(Activity) Look through the records below and copy each line that includes the word "redux".

---- Exercise input

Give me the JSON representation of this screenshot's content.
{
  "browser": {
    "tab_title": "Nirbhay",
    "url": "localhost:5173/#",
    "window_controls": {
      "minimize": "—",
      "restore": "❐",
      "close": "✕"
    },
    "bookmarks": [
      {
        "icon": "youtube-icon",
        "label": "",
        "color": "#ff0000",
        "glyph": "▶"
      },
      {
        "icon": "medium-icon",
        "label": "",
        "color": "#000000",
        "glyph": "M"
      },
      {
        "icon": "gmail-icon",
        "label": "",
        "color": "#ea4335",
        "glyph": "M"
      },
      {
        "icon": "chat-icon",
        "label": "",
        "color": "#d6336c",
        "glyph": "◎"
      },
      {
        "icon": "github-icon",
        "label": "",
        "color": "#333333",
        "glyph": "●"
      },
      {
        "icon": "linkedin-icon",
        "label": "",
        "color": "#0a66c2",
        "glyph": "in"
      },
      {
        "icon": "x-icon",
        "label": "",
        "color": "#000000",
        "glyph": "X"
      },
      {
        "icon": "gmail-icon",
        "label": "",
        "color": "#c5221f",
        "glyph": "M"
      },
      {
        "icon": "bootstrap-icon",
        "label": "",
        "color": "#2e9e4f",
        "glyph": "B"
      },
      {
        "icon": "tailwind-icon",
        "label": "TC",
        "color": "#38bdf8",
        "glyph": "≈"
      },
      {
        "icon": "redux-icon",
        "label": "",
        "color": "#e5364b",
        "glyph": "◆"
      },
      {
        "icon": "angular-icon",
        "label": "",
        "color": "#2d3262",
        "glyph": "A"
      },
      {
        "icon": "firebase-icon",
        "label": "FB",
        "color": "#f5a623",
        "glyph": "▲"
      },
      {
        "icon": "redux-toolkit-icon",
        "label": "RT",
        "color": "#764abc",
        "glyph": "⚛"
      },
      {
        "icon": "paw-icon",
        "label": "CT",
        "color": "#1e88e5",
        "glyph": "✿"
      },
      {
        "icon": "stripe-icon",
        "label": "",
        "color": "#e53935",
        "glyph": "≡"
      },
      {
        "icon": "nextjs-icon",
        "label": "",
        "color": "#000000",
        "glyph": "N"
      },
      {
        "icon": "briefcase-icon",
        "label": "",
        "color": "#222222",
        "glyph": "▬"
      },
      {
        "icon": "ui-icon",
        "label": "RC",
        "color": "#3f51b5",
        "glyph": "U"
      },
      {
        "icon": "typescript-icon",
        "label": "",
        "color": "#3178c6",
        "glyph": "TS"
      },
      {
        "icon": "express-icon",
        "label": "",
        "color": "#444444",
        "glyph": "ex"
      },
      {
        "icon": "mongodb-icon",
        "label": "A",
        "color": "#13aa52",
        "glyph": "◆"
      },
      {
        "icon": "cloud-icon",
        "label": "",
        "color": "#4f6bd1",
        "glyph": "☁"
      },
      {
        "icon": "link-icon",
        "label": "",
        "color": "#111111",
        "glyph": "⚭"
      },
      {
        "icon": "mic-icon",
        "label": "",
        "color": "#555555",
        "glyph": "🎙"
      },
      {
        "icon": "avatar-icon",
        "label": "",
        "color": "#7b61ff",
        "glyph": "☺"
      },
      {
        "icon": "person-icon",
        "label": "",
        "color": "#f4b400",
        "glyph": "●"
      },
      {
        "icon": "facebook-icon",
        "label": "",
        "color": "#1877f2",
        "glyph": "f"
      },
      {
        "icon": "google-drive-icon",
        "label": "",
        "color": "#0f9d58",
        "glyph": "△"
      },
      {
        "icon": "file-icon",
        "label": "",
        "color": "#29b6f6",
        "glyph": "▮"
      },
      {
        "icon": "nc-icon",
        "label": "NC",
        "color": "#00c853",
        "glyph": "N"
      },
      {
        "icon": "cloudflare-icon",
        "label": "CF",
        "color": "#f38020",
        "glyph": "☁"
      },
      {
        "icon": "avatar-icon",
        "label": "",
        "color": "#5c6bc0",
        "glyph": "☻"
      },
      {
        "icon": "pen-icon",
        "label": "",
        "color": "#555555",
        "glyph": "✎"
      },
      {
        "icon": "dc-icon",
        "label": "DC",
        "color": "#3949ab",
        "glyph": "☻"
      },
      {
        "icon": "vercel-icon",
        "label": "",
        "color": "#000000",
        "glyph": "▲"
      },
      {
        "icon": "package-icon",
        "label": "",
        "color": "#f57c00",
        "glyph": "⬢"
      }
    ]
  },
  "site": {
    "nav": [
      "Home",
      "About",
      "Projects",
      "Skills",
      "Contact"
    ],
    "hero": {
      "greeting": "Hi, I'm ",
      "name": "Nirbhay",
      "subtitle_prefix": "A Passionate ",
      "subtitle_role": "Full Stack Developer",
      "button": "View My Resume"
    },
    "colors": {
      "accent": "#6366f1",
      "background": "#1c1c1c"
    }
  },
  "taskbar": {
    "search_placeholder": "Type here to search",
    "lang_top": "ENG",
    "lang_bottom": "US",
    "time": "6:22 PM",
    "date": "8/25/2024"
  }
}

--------

(Answer box)
        "icon": "redux-icon",
        "icon": "redux-toolkit-icon",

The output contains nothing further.